Work instruction =
The answer must consist of every line from the entries below that contains the word "etiqueta".

BEGIN Source information

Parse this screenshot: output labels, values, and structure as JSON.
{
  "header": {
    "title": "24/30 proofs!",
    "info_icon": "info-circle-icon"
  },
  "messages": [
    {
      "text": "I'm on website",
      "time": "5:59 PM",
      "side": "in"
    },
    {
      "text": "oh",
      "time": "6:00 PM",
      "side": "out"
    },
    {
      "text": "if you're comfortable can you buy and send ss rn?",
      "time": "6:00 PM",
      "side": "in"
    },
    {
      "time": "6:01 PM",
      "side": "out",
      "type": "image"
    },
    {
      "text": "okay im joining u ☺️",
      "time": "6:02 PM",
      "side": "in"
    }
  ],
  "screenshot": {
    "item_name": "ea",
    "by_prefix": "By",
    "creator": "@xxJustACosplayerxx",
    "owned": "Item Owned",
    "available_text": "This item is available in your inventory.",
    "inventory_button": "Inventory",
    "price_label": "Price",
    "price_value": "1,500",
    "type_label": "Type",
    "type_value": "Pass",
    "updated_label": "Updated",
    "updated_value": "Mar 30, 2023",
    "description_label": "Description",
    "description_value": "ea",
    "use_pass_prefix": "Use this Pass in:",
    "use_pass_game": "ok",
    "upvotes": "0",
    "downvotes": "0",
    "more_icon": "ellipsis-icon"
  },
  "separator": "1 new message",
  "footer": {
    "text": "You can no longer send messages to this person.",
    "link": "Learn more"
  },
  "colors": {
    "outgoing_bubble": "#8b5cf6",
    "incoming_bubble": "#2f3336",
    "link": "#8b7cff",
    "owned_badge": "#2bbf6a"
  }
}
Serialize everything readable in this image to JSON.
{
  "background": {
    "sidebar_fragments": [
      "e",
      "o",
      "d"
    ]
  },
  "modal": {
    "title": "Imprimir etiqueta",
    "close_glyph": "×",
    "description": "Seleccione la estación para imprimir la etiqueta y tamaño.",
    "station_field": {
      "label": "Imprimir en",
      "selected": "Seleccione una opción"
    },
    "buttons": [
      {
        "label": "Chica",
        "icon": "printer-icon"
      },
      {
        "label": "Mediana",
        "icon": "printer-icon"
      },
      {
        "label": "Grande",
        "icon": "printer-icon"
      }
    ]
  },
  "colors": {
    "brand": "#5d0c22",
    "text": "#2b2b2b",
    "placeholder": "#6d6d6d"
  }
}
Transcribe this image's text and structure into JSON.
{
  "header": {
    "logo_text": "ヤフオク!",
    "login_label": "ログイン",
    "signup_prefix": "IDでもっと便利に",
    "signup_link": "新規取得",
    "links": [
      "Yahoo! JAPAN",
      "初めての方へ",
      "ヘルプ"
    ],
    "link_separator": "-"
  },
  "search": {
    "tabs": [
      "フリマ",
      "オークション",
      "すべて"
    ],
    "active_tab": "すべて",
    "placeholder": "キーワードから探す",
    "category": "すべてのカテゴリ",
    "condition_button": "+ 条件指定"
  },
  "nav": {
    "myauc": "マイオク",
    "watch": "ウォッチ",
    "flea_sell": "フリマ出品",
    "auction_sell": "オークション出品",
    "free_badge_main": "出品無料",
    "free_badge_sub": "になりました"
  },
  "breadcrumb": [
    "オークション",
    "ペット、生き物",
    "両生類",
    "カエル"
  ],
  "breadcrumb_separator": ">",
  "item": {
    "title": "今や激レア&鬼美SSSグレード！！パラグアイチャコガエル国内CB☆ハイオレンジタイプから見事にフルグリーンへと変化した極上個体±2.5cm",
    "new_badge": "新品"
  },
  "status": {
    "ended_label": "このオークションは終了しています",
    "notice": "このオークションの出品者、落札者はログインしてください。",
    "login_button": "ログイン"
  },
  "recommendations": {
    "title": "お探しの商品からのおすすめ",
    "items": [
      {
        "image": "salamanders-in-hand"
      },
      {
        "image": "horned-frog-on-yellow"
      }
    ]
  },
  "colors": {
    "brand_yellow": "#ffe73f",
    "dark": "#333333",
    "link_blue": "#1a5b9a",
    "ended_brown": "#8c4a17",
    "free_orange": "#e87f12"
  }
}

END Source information

Your solution =
    "title": "Imprimir etiqueta",
    "description": "Seleccione la estación para imprimir la etiqueta y tamaño.",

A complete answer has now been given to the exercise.